Dr. John Kennell famously remarked, “If a doula were a drug, it would be unethical not to use it” – and after reviewing the evidence, we agree! However, it is important to note that we as doulas can neither guarantee certain results, nor are we responsible for the outcome of any labor and birth that we support. In addition, it’s vital to have a knowledgeable and reliable health care provider(s), such as a midwife or an OB, who is aligned with your goals for pregnancy, birth, and postpartum. Still, it’s exciting to see how the simple act of including doulas in your care team can transform your birth experience.

To learn more about how Luna Doulas can support your vision for your birth, contact us today to set up a complimentary consultation!

 *Please note that we exclusively use the term “women” here because this is the terminology used in the studies we’re citing. However, any birthing person can benefit from this information and from doula support, regardless of gender identity, and Luna Doulas remains committed to inclusivity.
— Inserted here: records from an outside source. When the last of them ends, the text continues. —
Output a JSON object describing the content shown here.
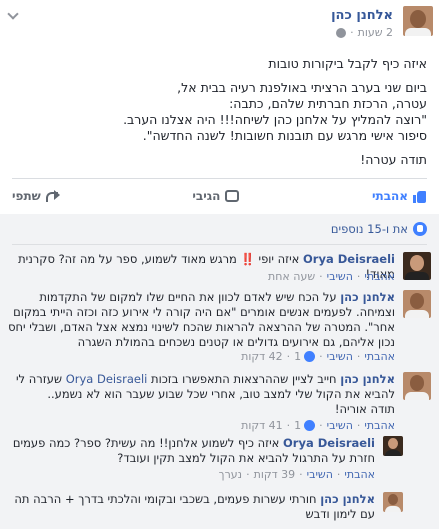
{
  "post": {
    "author": "אלחנן כהן",
    "time": "2 שעות",
    "text_lines": [
      "איזה כיף לקבל ביקורות טובות",
      "ביום שני בערב הרציתי באולפנת רעיה בבית אל,",
      "עטרה, הרכזת חברתית שלהם, כתבה:",
      "\"רוצה להמליץ על אלחנן כהן לשיחה!!! היה אצלנו הערב.",
      "סיפור אישי מרגש עם תובנות חשובות! לשנה החדשה\".",
      "תודה עטרה!"
    ]
  },
  "actions": {
    "like": "אהבתי",
    "comment": "הגיבי",
    "share": "שתפי"
  },
  "reactions": {
    "summary": "את ו-15 נוספים"
  },
  "comments": [
    {
      "name": "Orya Deisraeli",
      "text": "איזה יופי ‼️ מרגש מאוד לשמוע, ספר על מה זה? סקרנית מאוד!",
      "like": "אהבתי",
      "reply": "השיבי",
      "time": "שעה אחת"
    },
    {
      "name": "אלחנן כהן",
      "text": "על הכח שיש לאדם לכוון את החיים שלו למקום של התקדמות וצמיחה. לפעמים אנשים אומרים \"אם היה קורה לי אירוע כזה וכזה הייתי במקום אחר\". המטרה של ההרצאה להראות שהכח לשינוי נמצא אצל האדם, ושבלי יחס נכון אליהם, גם אירועים גדולים או קטנים נשכחים בהמולת השגרה",
      "like": "אהבתי",
      "reply": "השיבי",
      "count": "1",
      "time": "42 דקות"
    },
    {
      "name": "אלחנן כהן",
      "text_a": "חייב לציין שההרצאות התאפשרו בזכות",
      "mention": "Orya Deisraeli",
      "text_b": "שעזרה לי להביא את הקול שלי למצב טוב, אחרי שכל שבוע שעבר הוא לא נשמע..",
      "thanks": "תודה אוריה!",
      "like": "אהבתי",
      "reply": "השיבי",
      "count": "1",
      "time": "41 דקות"
    },
    {
      "name": "Orya Deisraeli",
      "text": "איזה כיף לשמוע אלחנן!! מה עשית? ספר? כמה פעמים חזרת על התרגול להביא את הקול למצב תקין ועובד?",
      "like": "אהבתי",
      "reply": "השיבי",
      "time": "39 דקות",
      "edited": "נערך"
    },
    {
      "name": "אלחנן כהן",
      "text": "חורתי עשרות פעמים, בשכבי ובקומי והלכתי בדרך + הרבה תה עם לימון ודבש"
    }
  ]
}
[i] American College of Obstetricians and Gynecologists and the Society for Maternal-Fetal Medicine. “Safe Prevention of the Primary Cesarean Delivery.” American Journal of Obstetrics and Gynecology, March 2014. Web. 

[ii] Hodnett, Gates, Hofmeyr, and Sakala. “Continuous Support for Women During Childbirth.” Cochrane Database Syst Rev, October 2012. Web.

[iii] Kozhimannil,Attanasio, Jou, Joarnt, Johnson, and Gjerdingen MD. “Potential Benefits of Increased Access to Doula Support During Childbirth.” American Journal of Managed Care, August 2014. Web. 

[iv] Jukelevic. “Increasing Your Odds for a VBAC Before and During Labor.” January 2014. Web. 

[v] Decker. “The Evidence for Doulas.” Evidence-Based Birth. Web.  

[vi] Hodnett, Gates, Hofmeyr, and Sakala. “Continuous Support for Women During Childbirth.” Cochrane Database Syst Rev, October 2012. Web. 

[vii] Decker. “The Evidence for Doulas.” Evidence-Based Birth. Web. 

[viii] Klaus, Kennell, and Klaus. The Doula Book, Third Edition. Boston: Del Capo, 2012. Print.

[ix] Lythgoe. “Playing the Doula Numbers Game.” Web.